Preliminary Proposed Nutrition Principles to Guide Industry Self-Regulatory Efforts, Project No. P094513 #07851

Submission Number:
07851
Commenter:
Charmaine Ruddock
Organization:
Bronx Health REACH / NY CEED
State:
New York
Initiative Name:
Preliminary Proposed Nutrition Principles to Guide Industry Self-Regulatory Efforts, Project No. P094513

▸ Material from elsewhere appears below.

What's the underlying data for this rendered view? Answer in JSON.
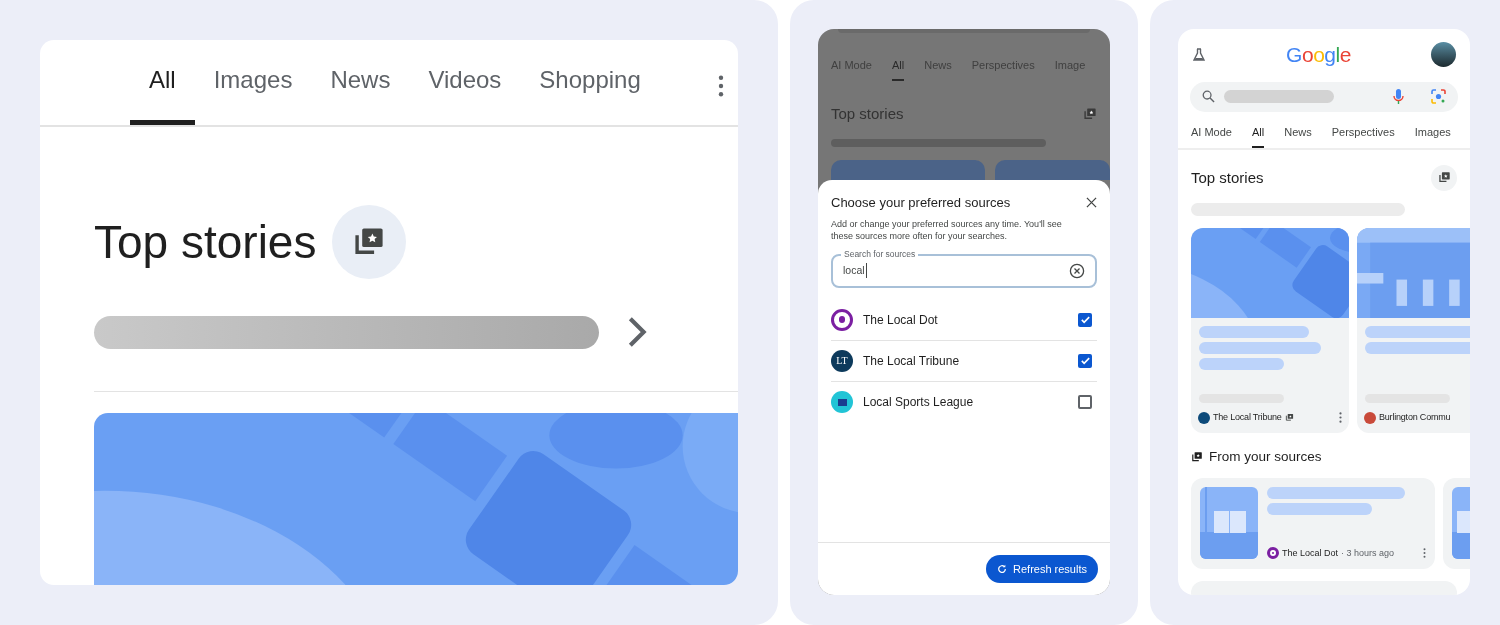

Subject: Interagency Working Group on Food Marketed to Children: Proposed Nutrition Principles, General Comments, and Proposed Marketing Definitions: FTC Project No. P094513 Dear Secretary Vilsack, Chairman Leibowitz, Director Frieden, and Commissioner Hamburg: Bronx Health REACH / NY CEED strongly supports the Interagency Working Group (IWG) on Food Marketed to Children s proposed nutrition principles and marketing definitions. This is an important time to address food marketing to children and youth. Our nation faces unprecedented rates of obesity and other nutrition-related diseases. In the Bronx, 1 in 4 children in public elementary schools is obese, and nearly 4 in 10 are overweight or obese. Bronx Health REACH, a Center of Excellence in the Elimination of Disparities as designated by the Centers for Disease Control and Prevention (CDC), is a community coalition working to eliminate racial and ethnic health disparities in obesity and diabetes. Bronx Health REACH, which works with schools, churches, and other community-based organizations, recognizes that nutrition and physical activity education while important are not enough to create lasting behavior change and reduce the incidence of childhood obesity. To that end, we are working on several policy-related initiatives to support the marketing of healthier products to children in schools and the community. For example, we are working with school wellness councils to create and enforce school-based nutrition policies, and we are also developing a social marketing campaign to promote healthy food choices for children. Food companies have already taken steps to address food marketing. For example, the National Restaurant Association and Healthy Dining Kids Live Well initiative outlines Nutrition Criteria to assist parents and children in selecting healthful menu options when dining out. The voluntary program, which includes 18 participating restaurant chains, is a step in the right direction. However, this program does not meet the higher standards as recommended by the IWG and does not pertain to other food companies which market to children. The IWG s standards would improve upon the voluntary efforts by these and other restaurants efforts to provide healthy options for its customers. While we strongly support the overall nutrition principles proposed by the IWG, we support the additional recommendations offered by Center for Science in the Public Interest to clarify and strengthen them. Please find these recommendations in the attached letter. Respectfully, Charmaine Ruddock Project Director Bronx Health REACH / NY CEED Institute for Family Health